This course surveys classical music developed in Europe and in the United States during the twentieth and twenty-first centuries. The class begins by untangling the confusing, and often conflicting, terminology associated with “modernism” and “post-modernism.” It then explores these concepts in practice by addressing the conceptual, stylistic, and geographical shifts that have influenced western classical music. This course concludes with a discussion about the future of classical music.
In this course, students will study the movements and stylistic schools of nationalism, neo-classicism, twelve-tone music, serialism and experimental music. They will also learn about contemporary practices such as minimalism, computer music, and even the work of our own active college composers.

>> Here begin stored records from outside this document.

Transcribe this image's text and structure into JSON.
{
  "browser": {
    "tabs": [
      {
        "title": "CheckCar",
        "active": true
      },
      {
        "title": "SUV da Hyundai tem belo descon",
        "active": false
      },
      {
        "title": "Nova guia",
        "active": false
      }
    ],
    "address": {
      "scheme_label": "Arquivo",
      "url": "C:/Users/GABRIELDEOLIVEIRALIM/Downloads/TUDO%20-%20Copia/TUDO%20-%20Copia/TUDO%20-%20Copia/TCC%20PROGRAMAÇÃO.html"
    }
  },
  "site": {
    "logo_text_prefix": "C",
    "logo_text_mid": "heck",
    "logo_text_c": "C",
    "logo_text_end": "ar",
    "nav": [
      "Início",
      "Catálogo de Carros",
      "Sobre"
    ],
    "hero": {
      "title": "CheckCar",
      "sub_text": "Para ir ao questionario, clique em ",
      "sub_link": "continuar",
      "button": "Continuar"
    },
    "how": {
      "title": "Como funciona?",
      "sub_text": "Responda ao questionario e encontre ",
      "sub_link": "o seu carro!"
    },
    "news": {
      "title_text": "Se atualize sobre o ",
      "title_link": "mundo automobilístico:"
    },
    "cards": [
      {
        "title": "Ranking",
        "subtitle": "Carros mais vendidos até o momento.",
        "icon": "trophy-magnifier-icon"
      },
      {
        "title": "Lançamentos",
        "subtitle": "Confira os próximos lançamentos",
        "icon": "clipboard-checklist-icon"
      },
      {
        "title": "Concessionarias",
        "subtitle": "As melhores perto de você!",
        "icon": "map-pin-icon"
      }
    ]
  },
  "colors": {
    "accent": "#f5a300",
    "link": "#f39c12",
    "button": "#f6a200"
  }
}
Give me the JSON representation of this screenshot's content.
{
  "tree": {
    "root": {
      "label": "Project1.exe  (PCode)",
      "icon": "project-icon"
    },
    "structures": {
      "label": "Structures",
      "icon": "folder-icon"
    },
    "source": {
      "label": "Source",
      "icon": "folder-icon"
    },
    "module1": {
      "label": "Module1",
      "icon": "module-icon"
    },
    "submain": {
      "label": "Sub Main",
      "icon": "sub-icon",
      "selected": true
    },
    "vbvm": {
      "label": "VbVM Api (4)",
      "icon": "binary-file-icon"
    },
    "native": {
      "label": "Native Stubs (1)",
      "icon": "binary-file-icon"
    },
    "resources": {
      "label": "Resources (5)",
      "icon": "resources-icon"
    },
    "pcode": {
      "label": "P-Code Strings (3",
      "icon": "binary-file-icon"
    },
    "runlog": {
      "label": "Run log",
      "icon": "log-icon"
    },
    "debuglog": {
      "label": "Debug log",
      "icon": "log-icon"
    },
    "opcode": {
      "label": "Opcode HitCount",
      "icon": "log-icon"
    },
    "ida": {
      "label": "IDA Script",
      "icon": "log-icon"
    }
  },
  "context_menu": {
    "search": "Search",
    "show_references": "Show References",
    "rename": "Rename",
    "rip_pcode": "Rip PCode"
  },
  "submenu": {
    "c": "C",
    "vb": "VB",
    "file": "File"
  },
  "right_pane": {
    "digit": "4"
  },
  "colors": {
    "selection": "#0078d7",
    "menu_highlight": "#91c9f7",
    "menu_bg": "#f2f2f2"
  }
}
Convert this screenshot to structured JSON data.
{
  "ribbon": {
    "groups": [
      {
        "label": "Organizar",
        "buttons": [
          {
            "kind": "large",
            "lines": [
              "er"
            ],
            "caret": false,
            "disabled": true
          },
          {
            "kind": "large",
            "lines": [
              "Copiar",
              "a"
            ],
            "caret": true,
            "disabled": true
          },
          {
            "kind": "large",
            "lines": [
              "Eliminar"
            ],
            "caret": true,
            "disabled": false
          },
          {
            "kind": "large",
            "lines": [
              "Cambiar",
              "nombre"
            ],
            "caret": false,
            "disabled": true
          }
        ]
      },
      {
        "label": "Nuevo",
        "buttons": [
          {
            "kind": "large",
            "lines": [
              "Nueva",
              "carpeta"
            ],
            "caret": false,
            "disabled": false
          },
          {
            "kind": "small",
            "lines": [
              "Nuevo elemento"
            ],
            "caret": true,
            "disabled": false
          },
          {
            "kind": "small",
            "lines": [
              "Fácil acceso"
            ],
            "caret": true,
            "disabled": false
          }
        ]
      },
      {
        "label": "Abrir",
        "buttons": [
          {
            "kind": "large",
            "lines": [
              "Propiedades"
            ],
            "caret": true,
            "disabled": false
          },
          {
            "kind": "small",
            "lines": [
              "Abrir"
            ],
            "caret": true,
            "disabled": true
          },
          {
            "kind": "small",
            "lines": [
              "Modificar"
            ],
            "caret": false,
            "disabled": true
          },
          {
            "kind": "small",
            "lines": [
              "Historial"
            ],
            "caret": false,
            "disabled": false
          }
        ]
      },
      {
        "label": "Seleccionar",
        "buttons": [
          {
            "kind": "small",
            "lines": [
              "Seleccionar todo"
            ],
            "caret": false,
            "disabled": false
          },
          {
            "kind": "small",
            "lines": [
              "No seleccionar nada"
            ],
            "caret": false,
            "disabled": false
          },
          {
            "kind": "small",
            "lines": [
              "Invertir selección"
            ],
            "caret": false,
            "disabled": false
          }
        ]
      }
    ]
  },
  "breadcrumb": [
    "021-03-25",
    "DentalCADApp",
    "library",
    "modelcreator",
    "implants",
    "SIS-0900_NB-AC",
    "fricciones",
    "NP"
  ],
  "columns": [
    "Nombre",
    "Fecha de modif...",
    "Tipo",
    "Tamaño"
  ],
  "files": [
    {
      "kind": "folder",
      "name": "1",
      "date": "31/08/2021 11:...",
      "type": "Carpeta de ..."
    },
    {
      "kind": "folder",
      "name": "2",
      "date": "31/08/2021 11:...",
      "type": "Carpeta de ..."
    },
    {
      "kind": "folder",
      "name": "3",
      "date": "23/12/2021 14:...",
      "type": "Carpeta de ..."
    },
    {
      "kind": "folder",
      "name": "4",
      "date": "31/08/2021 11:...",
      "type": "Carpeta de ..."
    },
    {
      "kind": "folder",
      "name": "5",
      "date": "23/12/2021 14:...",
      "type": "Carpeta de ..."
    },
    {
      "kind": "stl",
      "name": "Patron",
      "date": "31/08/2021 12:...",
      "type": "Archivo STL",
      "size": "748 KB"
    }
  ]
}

Over the course of the semester, students will be exposed to the music of composers such as Debussy, Ravel, Mahler, Copland, Cage, and members of the Second Viennese School.
MUS 313 is not open to students who have taken MUS 213.